[Interface dataset entries]
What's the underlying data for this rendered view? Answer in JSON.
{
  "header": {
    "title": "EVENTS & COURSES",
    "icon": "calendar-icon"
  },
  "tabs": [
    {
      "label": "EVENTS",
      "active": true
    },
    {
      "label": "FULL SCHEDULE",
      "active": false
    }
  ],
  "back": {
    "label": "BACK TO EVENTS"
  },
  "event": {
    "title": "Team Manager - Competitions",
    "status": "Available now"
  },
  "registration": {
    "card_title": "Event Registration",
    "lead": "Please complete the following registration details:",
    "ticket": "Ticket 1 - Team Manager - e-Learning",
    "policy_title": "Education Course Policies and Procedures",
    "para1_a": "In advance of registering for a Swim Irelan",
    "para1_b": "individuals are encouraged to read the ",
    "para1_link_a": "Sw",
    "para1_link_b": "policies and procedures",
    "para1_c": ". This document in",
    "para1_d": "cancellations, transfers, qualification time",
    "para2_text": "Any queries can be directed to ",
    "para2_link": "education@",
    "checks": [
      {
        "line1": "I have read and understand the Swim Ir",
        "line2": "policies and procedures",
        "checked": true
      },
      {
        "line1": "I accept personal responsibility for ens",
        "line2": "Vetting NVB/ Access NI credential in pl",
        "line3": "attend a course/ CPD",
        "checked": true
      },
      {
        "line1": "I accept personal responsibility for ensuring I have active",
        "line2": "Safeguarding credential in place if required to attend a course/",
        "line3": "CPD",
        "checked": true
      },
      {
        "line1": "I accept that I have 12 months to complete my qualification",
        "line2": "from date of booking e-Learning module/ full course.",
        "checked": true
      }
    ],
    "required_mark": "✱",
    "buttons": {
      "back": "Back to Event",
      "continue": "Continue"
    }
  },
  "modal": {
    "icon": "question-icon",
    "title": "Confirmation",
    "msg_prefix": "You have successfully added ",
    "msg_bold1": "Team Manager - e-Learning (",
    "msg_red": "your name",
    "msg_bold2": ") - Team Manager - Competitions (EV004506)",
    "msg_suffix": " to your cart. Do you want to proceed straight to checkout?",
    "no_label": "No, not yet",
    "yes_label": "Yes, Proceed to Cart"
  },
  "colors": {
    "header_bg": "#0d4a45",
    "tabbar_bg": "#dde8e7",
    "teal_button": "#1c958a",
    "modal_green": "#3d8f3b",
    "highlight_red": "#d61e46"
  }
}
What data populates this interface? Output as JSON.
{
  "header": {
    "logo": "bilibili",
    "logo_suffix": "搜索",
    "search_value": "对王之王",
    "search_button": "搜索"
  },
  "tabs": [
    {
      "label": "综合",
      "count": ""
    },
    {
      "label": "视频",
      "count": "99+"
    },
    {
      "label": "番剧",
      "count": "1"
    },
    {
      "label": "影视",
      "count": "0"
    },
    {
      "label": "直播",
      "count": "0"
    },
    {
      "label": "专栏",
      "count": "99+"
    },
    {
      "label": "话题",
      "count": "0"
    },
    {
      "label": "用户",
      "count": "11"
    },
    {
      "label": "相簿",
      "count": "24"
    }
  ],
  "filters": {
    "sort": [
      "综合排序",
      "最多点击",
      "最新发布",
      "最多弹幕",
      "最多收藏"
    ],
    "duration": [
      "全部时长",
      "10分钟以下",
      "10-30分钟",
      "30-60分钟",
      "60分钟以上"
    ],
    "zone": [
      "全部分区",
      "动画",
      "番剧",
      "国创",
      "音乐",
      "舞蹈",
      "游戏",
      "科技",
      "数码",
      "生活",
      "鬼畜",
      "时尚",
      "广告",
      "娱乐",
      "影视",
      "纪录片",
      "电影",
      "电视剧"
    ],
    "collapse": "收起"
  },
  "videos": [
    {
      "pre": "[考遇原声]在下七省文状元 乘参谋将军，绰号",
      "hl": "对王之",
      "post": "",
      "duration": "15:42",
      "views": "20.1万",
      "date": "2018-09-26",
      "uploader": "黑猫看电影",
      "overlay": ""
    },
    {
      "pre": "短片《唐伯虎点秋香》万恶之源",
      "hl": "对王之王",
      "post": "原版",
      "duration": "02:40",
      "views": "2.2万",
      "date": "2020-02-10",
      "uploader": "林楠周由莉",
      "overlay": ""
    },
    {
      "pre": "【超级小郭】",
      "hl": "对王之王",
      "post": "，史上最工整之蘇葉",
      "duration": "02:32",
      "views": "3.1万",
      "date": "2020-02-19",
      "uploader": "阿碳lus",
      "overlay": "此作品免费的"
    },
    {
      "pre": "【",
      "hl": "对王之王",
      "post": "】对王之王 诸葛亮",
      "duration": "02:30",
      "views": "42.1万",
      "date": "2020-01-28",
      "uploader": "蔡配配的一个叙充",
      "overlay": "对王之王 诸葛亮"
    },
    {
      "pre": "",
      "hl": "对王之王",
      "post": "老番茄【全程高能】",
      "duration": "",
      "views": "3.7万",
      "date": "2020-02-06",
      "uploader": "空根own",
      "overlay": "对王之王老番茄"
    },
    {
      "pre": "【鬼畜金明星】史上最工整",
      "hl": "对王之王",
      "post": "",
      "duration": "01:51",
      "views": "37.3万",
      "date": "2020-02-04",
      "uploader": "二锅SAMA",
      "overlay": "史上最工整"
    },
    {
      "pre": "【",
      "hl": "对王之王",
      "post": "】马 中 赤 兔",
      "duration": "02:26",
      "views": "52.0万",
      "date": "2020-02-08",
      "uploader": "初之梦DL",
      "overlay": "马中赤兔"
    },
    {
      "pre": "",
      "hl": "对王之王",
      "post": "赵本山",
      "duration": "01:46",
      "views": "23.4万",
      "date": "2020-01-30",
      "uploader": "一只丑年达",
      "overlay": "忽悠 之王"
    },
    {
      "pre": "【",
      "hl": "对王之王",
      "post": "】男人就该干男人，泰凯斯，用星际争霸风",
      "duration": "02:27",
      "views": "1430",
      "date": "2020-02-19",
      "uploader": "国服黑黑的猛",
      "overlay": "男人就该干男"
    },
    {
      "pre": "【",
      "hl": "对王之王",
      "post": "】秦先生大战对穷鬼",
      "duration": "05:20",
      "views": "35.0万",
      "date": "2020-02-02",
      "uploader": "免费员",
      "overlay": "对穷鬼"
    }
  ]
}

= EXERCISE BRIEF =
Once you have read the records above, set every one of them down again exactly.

= TASK OUTPUT =
What's the underlying data for this rendered view? Answer in JSON.
{
  "header": {
    "title": "EVENTS & COURSES",
    "icon": "calendar-icon"
  },
  "tabs": [
    {
      "label": "EVENTS",
      "active": true
    },
    {
      "label": "FULL SCHEDULE",
      "active": false
    }
  ],
  "back": {
    "label": "BACK TO EVENTS"
  },
  "event": {
    "title": "Team Manager - Competitions",
    "status": "Available now"
  },
  "registration": {
    "card_title": "Event Registration",
    "lead": "Please complete the following registration details:",
    "ticket": "Ticket 1 - Team Manager - e-Learning",
    "policy_title": "Education Course Policies and Procedures",
    "para1_a": "In advance of registering for a Swim Irelan",
    "para1_b": "individuals are encouraged to read the ",
    "para1_link_a": "Sw",
    "para1_link_b": "policies and procedures",
    "para1_c": ". This document in",
    "para1_d": "cancellations, transfers, qualification time",
    "para2_text": "Any queries can be directed to ",
    "para2_link": "education@",
    "checks": [
      {
        "line1": "I have read and understand the Swim Ir",
        "line2": "policies and procedures",
        "checked": true
      },
      {
        "line1": "I accept personal responsibility for ens",
        "line2": "Vetting NVB/ Access NI credential in pl",
        "line3": "attend a course/ CPD",
        "checked": true
      },
      {
        "line1": "I accept personal responsibility for ensuring I have active",
        "line2": "Safeguarding credential in place if required to attend a course/",
        "line3": "CPD",
        "checked": true
      },
      {
        "line1": "I accept that I have 12 months to complete my qualification",
        "line2": "from date of booking e-Learning module/ full course.",
        "checked": true
      }
    ],
    "required_mark": "✱",
    "buttons": {
      "back": "Back to Event",
      "continue": "Continue"
    }
  },
  "modal": {
    "icon": "question-icon",
    "title": "Confirmation",
    "msg_prefix": "You have successfully added ",
    "msg_bold1": "Team Manager - e-Learning (",
    "msg_red": "your name",
    "msg_bold2": ") - Team Manager - Competitions (EV004506)",
    "msg_suffix": " to your cart. Do you want to proceed straight to checkout?",
    "no_label": "No, not yet",
    "yes_label": "Yes, Proceed to Cart"
  },
  "colors": {
    "header_bg": "#0d4a45",
    "tabbar_bg": "#dde8e7",
    "teal_button": "#1c958a",
    "modal_green": "#3d8f3b",
    "highlight_red": "#d61e46"
  }
}
What data populates this interface? Output as JSON.
{
  "header": {
    "logo": "bilibili",
    "logo_suffix": "搜索",
    "search_value": "对王之王",
    "search_button": "搜索"
  },
  "tabs": [
    {
      "label": "综合",
      "count": ""
    },
    {
      "label": "视频",
      "count": "99+"
    },
    {
      "label": "番剧",
      "count": "1"
    },
    {
      "label": "影视",
      "count": "0"
    },
    {
      "label": "直播",
      "count": "0"
    },
    {
      "label": "专栏",
      "count": "99+"
    },
    {
      "label": "话题",
      "count": "0"
    },
    {
      "label": "用户",
      "count": "11"
    },
    {
      "label": "相簿",
      "count": "24"
    }
  ],
  "filters": {
    "sort": [
      "综合排序",
      "最多点击",
      "最新发布",
      "最多弹幕",
      "最多收藏"
    ],
    "duration": [
      "全部时长",
      "10分钟以下",
      "10-30分钟",
      "30-60分钟",
      "60分钟以上"
    ],
    "zone": [
      "全部分区",
      "动画",
      "番剧",
      "国创",
      "音乐",
      "舞蹈",
      "游戏",
      "科技",
      "数码",
      "生活",
      "鬼畜",
      "时尚",
      "广告",
      "娱乐",
      "影视",
      "纪录片",
      "电影",
      "电视剧"
    ],
    "collapse": "收起"
  },
  "videos": [
    {
      "pre": "[考遇原声]在下七省文状元 乘参谋将军，绰号",
      "hl": "对王之",
      "post": "",
      "duration": "15:42",
      "views": "20.1万",
      "date": "2018-09-26",
      "uploader": "黑猫看电影",
      "overlay": ""
    },
    {
      "pre": "短片《唐伯虎点秋香》万恶之源",
      "hl": "对王之王",
      "post": "原版",
      "duration": "02:40",
      "views": "2.2万",
      "date": "2020-02-10",
      "uploader": "林楠周由莉",
      "overlay": ""
    },
    {
      "pre": "【超级小郭】",
      "hl": "对王之王",
      "post": "，史上最工整之蘇葉",
      "duration": "02:32",
      "views": "3.1万",
      "date": "2020-02-19",
      "uploader": "阿碳lus",
      "overlay": "此作品免费的"
    },
    {
      "pre": "【",
      "hl": "对王之王",
      "post": "】对王之王 诸葛亮",
      "duration": "02:30",
      "views": "42.1万",
      "date": "2020-01-28",
      "uploader": "蔡配配的一个叙充",
      "overlay": "对王之王 诸葛亮"
    },
    {
      "pre": "",
      "hl": "对王之王",
      "post": "老番茄【全程高能】",
      "duration": "",
      "views": "3.7万",
      "date": "2020-02-06",
      "uploader": "空根own",
      "overlay": "对王之王老番茄"
    },
    {
      "pre": "【鬼畜金明星】史上最工整",
      "hl": "对王之王",
      "post": "",
      "duration": "01:51",
      "views": "37.3万",
      "date": "2020-02-04",
      "uploader": "二锅SAMA",
      "overlay": "史上最工整"
    },
    {
      "pre": "【",
      "hl": "对王之王",
      "post": "】马 中 赤 兔",
      "duration": "02:26",
      "views": "52.0万",
      "date": "2020-02-08",
      "uploader": "初之梦DL",
      "overlay": "马中赤兔"
    },
    {
      "pre": "",
      "hl": "对王之王",
      "post": "赵本山",
      "duration": "01:46",
      "views": "23.4万",
      "date": "2020-01-30",
      "uploader": "一只丑年达",
      "overlay": "忽悠 之王"
    },
    {
      "pre": "【",
      "hl": "对王之王",
      "post": "】男人就该干男人，泰凯斯，用星际争霸风",
      "duration": "02:27",
      "views": "1430",
      "date": "2020-02-19",
      "uploader": "国服黑黑的猛",
      "overlay": "男人就该干男"
    },
    {
      "pre": "【",
      "hl": "对王之王",
      "post": "】秦先生大战对穷鬼",
      "duration": "05:20",
      "views": "35.0万",
      "date": "2020-02-02",
      "uploader": "免费员",
      "overlay": "对穷鬼"
    }
  ]
}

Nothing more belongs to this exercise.